Recorded data:
# # # #

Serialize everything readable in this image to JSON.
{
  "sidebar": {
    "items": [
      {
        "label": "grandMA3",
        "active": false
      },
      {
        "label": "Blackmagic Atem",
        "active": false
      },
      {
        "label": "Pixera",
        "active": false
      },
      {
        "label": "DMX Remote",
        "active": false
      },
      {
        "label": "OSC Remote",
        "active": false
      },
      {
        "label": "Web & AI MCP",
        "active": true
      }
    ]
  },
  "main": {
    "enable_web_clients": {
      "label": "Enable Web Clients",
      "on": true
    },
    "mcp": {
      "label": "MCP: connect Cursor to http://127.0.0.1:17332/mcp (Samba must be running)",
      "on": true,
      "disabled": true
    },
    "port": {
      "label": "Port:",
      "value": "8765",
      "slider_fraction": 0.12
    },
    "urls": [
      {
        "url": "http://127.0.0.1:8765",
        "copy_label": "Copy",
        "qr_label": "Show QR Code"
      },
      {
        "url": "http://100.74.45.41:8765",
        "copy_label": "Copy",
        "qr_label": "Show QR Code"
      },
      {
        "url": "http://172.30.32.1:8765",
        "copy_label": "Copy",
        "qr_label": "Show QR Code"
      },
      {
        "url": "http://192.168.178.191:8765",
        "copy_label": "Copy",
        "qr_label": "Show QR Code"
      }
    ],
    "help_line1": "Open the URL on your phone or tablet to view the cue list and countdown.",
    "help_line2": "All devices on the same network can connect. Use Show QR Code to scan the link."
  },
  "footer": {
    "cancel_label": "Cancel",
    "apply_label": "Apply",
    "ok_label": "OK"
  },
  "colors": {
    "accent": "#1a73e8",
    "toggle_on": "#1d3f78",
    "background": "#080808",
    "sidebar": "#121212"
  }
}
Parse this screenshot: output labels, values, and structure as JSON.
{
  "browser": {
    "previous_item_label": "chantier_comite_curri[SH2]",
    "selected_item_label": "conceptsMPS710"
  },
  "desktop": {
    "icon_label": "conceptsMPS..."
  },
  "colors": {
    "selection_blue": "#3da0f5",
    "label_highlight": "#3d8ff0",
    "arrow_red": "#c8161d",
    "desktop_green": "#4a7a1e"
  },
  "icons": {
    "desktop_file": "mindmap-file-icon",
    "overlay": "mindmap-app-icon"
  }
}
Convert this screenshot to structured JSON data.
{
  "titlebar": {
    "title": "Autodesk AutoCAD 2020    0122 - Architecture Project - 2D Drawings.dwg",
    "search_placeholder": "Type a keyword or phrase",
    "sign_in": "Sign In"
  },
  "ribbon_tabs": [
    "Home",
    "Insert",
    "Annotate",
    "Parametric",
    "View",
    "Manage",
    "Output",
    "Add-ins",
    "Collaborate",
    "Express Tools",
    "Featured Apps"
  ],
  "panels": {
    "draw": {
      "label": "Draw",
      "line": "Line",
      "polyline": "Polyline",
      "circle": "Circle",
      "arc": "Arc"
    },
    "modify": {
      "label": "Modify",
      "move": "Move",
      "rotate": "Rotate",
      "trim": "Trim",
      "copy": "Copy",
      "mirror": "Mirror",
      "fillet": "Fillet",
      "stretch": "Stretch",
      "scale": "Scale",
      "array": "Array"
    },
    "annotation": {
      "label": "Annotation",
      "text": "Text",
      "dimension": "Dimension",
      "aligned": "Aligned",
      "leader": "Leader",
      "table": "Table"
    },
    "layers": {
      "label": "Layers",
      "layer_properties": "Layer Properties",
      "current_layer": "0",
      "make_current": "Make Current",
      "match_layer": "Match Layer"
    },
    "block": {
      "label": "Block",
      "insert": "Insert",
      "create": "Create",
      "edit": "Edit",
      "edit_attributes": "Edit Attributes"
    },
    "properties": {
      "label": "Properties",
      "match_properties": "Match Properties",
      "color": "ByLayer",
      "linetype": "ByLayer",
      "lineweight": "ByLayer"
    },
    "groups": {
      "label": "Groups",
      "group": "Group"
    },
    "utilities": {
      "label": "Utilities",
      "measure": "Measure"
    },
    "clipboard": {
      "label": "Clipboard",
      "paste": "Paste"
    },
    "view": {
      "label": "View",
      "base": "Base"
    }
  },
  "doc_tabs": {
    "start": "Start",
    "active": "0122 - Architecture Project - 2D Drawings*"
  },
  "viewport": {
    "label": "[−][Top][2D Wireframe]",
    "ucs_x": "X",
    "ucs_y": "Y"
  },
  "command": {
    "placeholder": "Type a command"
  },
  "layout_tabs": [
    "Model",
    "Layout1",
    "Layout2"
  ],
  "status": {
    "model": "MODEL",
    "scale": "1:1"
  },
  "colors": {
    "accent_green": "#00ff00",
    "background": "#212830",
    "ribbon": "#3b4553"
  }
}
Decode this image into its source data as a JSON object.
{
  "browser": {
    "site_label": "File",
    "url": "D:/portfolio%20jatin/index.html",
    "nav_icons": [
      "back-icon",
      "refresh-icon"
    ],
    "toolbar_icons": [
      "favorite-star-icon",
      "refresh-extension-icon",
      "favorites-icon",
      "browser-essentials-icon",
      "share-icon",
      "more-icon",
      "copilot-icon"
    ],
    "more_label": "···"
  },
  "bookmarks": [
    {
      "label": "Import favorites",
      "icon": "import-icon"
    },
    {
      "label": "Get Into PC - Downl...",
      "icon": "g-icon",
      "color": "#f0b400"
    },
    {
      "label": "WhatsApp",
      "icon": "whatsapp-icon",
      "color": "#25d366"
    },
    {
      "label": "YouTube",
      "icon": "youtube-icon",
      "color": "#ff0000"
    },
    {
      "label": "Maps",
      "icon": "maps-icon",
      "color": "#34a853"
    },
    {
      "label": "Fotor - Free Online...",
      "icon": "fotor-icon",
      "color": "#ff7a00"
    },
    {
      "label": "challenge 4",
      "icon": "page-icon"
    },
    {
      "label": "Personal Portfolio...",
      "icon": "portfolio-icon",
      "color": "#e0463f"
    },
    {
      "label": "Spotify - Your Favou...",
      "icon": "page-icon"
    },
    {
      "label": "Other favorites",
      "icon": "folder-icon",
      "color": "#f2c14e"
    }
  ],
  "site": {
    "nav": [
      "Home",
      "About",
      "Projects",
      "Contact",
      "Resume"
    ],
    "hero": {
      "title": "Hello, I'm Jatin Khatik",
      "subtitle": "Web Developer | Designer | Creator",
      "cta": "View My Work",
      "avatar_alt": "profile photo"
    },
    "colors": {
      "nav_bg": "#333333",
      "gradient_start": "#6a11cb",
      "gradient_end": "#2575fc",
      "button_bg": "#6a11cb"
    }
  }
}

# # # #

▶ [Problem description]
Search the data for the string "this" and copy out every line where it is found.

▶ [Problem solution]
Serialize everything readable in this image to JSON.
Parse this screenshot: output labels, values, and structure as JSON.
Convert this screenshot to structured JSON data.
Decode this image into its source data as a JSON object.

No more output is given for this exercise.